- TRY IT -
For the data below, count the lines that have the string "Section" and state that number by itself.

(Website and app data records)
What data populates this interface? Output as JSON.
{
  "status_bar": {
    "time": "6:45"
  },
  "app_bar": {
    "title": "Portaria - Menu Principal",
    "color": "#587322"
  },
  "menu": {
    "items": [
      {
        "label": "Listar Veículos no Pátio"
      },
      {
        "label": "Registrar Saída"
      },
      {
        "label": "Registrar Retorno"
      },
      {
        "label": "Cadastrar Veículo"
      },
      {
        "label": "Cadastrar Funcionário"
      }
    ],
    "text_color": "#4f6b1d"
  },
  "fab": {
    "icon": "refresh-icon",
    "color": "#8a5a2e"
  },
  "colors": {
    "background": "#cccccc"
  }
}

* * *

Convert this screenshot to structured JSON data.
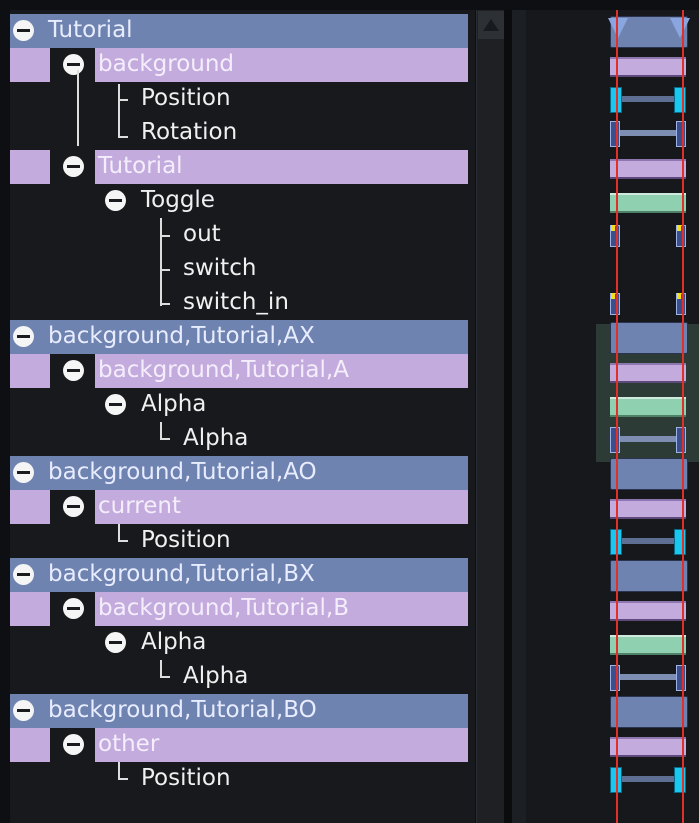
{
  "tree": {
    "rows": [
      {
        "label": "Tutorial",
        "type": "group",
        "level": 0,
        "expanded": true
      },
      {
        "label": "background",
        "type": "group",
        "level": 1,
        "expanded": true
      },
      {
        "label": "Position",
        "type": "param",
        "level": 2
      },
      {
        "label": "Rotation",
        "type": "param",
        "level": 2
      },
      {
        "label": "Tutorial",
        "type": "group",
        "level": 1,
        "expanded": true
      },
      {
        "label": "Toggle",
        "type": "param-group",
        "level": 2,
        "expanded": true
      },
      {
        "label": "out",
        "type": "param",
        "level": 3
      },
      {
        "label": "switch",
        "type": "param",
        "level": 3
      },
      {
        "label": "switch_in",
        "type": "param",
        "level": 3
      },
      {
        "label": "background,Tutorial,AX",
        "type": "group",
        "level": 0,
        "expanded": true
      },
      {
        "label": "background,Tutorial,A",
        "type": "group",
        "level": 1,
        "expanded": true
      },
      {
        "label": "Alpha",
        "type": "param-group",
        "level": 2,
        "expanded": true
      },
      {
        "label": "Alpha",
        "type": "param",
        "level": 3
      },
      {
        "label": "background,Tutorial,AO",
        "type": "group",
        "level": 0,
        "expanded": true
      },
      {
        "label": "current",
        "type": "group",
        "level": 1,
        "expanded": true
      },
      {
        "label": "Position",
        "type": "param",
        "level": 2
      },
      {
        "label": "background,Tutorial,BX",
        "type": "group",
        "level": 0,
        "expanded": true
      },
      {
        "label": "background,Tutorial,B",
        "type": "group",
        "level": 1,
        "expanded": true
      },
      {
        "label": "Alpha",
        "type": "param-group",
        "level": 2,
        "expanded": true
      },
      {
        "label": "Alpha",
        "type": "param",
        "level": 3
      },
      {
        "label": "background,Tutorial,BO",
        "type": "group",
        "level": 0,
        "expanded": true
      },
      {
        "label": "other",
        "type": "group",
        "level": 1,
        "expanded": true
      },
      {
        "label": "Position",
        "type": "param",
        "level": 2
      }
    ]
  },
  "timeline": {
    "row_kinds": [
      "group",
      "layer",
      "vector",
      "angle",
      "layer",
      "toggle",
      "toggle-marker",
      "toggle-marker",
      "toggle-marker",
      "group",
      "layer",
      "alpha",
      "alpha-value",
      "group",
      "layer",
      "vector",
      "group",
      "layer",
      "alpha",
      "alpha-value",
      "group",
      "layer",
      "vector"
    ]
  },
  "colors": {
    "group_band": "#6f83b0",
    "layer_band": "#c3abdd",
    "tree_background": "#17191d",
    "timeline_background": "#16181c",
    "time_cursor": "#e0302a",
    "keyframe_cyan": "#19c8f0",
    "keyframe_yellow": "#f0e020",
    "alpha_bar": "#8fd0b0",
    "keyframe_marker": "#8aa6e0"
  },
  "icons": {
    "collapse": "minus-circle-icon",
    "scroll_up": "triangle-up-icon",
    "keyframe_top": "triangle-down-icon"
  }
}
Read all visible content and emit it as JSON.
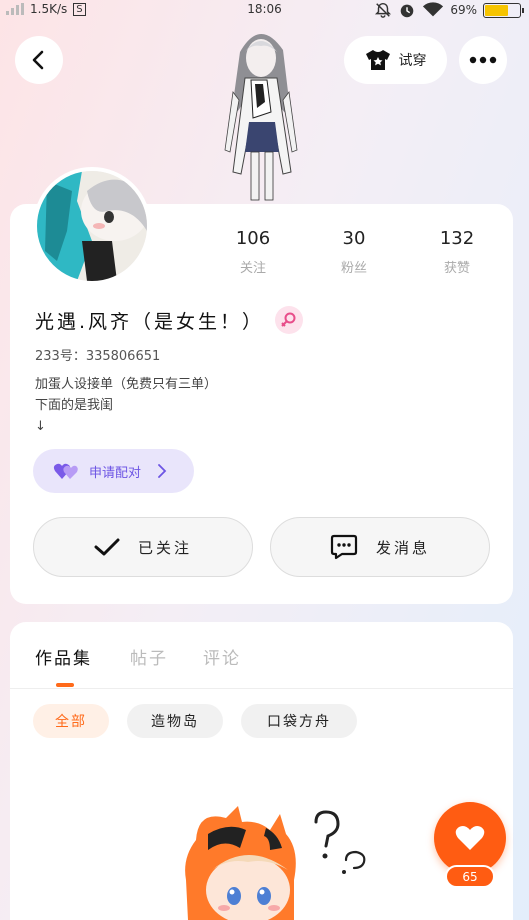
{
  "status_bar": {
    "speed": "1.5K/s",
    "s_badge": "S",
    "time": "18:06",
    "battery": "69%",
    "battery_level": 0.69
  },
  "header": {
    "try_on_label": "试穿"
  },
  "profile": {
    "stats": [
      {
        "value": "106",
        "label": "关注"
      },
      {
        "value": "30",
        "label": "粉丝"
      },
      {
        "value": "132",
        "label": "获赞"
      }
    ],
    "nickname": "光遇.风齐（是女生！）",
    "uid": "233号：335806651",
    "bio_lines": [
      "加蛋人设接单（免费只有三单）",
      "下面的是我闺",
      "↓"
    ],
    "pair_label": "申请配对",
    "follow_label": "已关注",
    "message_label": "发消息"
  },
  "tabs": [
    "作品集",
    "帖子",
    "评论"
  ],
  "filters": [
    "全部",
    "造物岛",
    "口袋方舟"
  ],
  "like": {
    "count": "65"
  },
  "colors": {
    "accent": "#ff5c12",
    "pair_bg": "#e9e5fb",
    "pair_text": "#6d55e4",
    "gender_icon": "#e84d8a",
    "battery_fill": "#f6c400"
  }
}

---

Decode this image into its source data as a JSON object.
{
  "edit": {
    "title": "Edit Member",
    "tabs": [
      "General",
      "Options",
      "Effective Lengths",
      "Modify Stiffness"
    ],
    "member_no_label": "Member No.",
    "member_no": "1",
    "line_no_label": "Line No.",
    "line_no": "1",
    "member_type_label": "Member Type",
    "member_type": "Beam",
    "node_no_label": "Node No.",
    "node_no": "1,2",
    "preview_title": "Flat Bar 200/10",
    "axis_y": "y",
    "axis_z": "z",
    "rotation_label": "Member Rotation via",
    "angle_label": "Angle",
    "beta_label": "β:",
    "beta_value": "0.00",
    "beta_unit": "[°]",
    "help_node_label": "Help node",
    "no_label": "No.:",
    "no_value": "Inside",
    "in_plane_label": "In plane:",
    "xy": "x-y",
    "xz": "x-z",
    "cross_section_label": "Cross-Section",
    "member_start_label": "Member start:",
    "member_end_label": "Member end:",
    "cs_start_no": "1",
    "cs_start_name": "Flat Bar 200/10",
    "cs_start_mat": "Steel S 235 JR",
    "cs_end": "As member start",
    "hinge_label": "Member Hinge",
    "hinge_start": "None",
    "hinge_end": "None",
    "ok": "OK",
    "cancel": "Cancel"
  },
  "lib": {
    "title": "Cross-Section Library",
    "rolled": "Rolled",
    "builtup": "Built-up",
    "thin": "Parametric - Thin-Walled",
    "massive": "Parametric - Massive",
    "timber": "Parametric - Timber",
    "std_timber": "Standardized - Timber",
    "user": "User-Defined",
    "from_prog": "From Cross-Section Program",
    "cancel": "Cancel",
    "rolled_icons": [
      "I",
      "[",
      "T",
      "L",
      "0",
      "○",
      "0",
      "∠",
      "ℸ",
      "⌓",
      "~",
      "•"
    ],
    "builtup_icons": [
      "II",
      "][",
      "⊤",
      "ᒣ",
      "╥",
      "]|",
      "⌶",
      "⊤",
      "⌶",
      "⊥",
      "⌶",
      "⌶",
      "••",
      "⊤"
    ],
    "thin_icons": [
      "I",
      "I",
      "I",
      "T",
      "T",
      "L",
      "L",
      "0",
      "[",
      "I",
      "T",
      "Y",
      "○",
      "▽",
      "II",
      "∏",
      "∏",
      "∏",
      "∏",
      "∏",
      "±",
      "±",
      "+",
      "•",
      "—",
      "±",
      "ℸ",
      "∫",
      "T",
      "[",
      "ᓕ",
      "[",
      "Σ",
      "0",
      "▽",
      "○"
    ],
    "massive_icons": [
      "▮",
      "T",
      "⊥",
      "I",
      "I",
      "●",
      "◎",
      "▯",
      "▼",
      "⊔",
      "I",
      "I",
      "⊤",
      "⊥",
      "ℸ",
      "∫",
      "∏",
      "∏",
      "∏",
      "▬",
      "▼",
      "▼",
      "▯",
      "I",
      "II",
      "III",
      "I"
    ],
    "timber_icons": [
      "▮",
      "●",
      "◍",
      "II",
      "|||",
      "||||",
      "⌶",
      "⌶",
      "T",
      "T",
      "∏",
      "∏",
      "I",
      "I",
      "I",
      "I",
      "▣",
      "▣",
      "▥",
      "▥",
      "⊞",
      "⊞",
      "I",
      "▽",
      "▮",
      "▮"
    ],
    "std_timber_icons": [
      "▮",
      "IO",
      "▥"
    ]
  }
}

- RESULT -
3